Strategic Factors Affecting Foreign Direct Investment Decisions by Multi-National Enterprises in Latin America
Management and International Business
Cross-country differences in macroeconomic and institutional environments are used to explain NINE behavior, as proxied by foreign direct investments (FDIs) inflows to seven Latin American countries, namely Argentina, Brazil, Chile, Columbia, Mexico, Peru and Venezuela for the period 1988-1999. Results indicate that the institutional approach is dominant, thus supporting recent FDI research that has included statistical measures of institutional reform in their models. Since MNEs must conform to the institutional environment prevailing in the host country, managers should undertake FDI where there is minimal institutional distance between the home and the host country environments. In addition, government officials should place increased emphasis on institutional reform if their objective is to increase inward FDI in their countries. Finally, any assistance provided by non-governmental organizations, such as the IMF and the World Bank, should also emphasize institutional reform. (C) 2004 Elsevier Inc. All rights reserved.
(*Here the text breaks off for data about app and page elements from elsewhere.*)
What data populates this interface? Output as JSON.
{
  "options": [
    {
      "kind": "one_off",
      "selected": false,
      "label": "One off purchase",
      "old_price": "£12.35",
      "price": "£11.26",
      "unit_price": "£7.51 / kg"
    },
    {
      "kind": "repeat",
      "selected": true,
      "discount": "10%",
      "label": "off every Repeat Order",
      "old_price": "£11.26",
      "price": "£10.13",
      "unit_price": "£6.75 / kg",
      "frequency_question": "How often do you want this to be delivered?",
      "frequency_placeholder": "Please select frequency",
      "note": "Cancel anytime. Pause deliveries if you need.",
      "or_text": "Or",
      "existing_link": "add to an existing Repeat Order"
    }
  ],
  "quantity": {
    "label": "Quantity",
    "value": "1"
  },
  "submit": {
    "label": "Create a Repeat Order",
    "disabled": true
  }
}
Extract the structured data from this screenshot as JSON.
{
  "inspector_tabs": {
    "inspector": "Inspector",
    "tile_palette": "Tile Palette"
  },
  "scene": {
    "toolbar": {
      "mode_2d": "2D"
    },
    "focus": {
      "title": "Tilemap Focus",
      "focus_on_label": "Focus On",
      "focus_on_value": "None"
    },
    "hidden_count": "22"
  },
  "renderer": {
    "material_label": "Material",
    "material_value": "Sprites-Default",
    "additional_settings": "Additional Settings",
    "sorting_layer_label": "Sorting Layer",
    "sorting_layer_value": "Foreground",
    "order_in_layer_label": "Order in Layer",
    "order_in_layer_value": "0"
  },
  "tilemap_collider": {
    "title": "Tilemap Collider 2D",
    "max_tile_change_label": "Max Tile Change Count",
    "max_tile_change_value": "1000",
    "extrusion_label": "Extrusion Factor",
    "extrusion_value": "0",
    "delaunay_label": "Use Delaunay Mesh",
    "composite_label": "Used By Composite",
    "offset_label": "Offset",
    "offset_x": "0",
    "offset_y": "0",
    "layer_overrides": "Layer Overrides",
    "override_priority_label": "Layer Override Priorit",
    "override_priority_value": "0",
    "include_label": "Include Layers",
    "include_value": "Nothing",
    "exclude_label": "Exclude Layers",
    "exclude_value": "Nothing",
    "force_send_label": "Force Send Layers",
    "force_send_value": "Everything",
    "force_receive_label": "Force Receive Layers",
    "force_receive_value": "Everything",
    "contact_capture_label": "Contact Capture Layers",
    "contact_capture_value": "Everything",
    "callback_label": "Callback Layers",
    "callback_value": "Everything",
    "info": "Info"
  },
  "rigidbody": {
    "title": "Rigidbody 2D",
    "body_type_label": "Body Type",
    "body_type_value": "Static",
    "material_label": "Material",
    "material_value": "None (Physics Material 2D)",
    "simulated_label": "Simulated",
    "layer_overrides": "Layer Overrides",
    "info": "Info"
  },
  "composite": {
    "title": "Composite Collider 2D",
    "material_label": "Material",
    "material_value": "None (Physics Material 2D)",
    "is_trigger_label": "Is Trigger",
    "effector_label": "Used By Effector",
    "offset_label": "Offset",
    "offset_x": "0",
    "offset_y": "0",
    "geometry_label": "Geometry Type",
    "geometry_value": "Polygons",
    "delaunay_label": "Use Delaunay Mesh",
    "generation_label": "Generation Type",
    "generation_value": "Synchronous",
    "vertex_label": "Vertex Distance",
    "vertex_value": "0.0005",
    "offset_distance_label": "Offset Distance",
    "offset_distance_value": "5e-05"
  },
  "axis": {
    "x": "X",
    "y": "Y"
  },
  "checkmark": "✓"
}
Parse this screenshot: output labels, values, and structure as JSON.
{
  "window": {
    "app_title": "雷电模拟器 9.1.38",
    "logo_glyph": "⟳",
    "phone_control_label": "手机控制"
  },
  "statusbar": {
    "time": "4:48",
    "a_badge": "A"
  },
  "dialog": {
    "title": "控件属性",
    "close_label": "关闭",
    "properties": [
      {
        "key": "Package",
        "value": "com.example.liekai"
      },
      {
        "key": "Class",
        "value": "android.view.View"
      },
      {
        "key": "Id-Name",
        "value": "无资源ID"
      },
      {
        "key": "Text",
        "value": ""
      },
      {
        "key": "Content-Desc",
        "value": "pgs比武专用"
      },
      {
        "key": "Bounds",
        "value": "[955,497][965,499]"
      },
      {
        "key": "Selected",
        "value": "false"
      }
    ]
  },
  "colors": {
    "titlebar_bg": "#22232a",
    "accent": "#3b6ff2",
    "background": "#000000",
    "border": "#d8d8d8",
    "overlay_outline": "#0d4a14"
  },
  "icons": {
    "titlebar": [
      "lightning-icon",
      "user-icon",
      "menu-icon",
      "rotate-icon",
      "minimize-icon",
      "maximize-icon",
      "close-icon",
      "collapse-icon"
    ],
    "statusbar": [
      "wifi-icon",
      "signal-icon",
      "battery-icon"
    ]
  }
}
Journal of World Business
Treviño, L. J.,
Mixon, F. G.
(2004). Strategic Factors Affecting Foreign Direct Investment Decisions by Multi-National Enterprises in Latin America. Journal of World Business, 39(3), 233-243.
Available at: https://aquila.usm.edu/fac_pubs/3081